Then kids got to process the story and the Faith in Action activity by considering how they’d like to grow and change in the upcoming year. This is the second time we’ve done this exercise at the New Year, and it amazes me how focused and clear they are in this work. I know that not all of you can join us to experience firsthand how transformative and deep the faith development we do in RE can be (but I encourage more of you to take the time to do so)! In the spirit of bringing more of you into awareness of our work, here is a sample of the kind of faith development our children are doing in RE.
A tree on the wall provided the backdrop for our conversation about growing up from where we are planted, from our roots, and putting out branches, leaves, and fruit. Kids were asked how they want to change and grow in the upcoming year, and here are some of their responses. How many of these are what you would expect to hear from 5-10 year old children? How many are ways you would like to grow in the upcoming year?
- More play!
- I want to read more
- Not to fight with my sisters
- To help more people
- I will ‘lern’ more
- Climb a tree barefooted
- Smile more
- Eat less sugar
- Read more
- Don’t be mean
- Stop fighting with my brother
- I will help more
- I want to meditate
- I want to learn something new every day
- Playing more
- I want to be nicer
- I want to play outside more
Are these intentions that would be good for people of all ages?

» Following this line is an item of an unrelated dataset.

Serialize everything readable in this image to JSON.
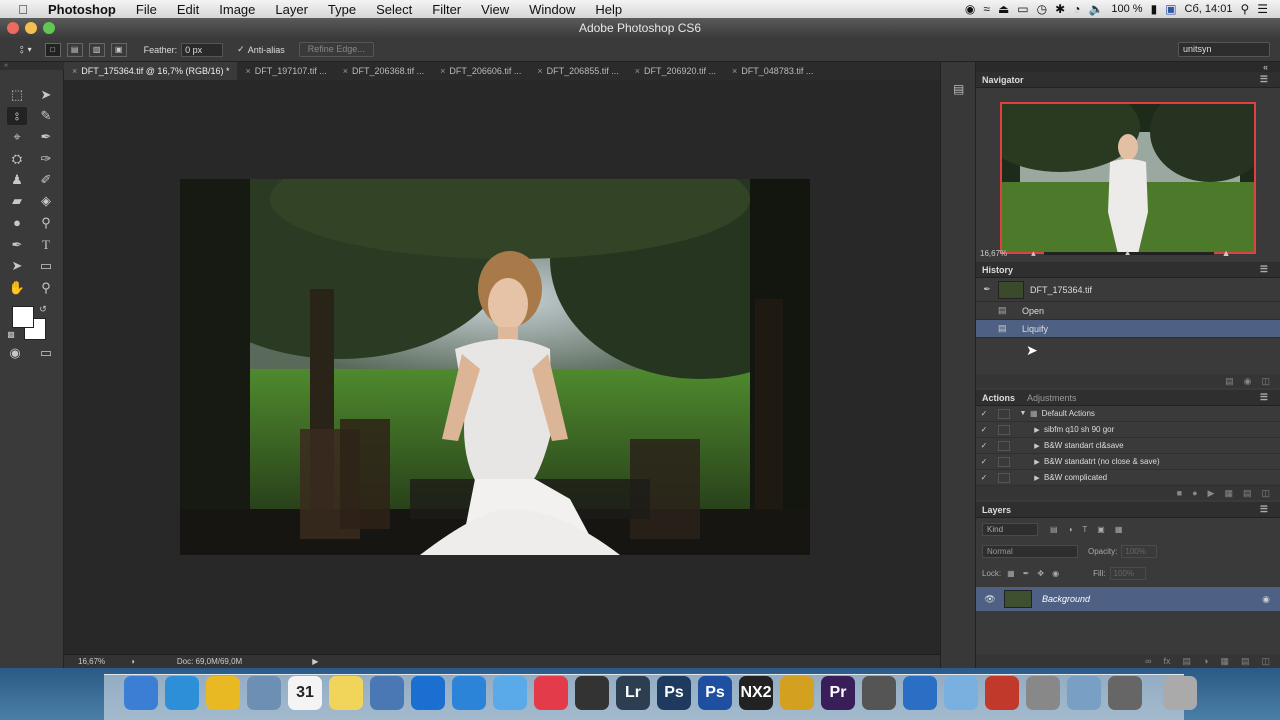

One of my greatest hopes is that we will recognize that children and adults are not nearly as different as we sometimes like to think when it comes to faith development. James Fowler, faith stages researcher and thinker, said that we all move in a spiral through six stages of faith, coming back to the same lessons, stories, parables, challenges again and again as we grow more spiritually mature. Famously, UU Robert Fulghum said, “All I needed to know I learned in kindergarten,” and that’s what I am getting at: our children in RE already face the same spiritual, ethical, and moral issues as adults, in slightly different packaging. The difference, often, is that they are still willing to name how they want to change and grow. They feel safe enough and supported enough and good enough to be vulnerable and honest in their intention-setting. What could we adults learn from their teaching?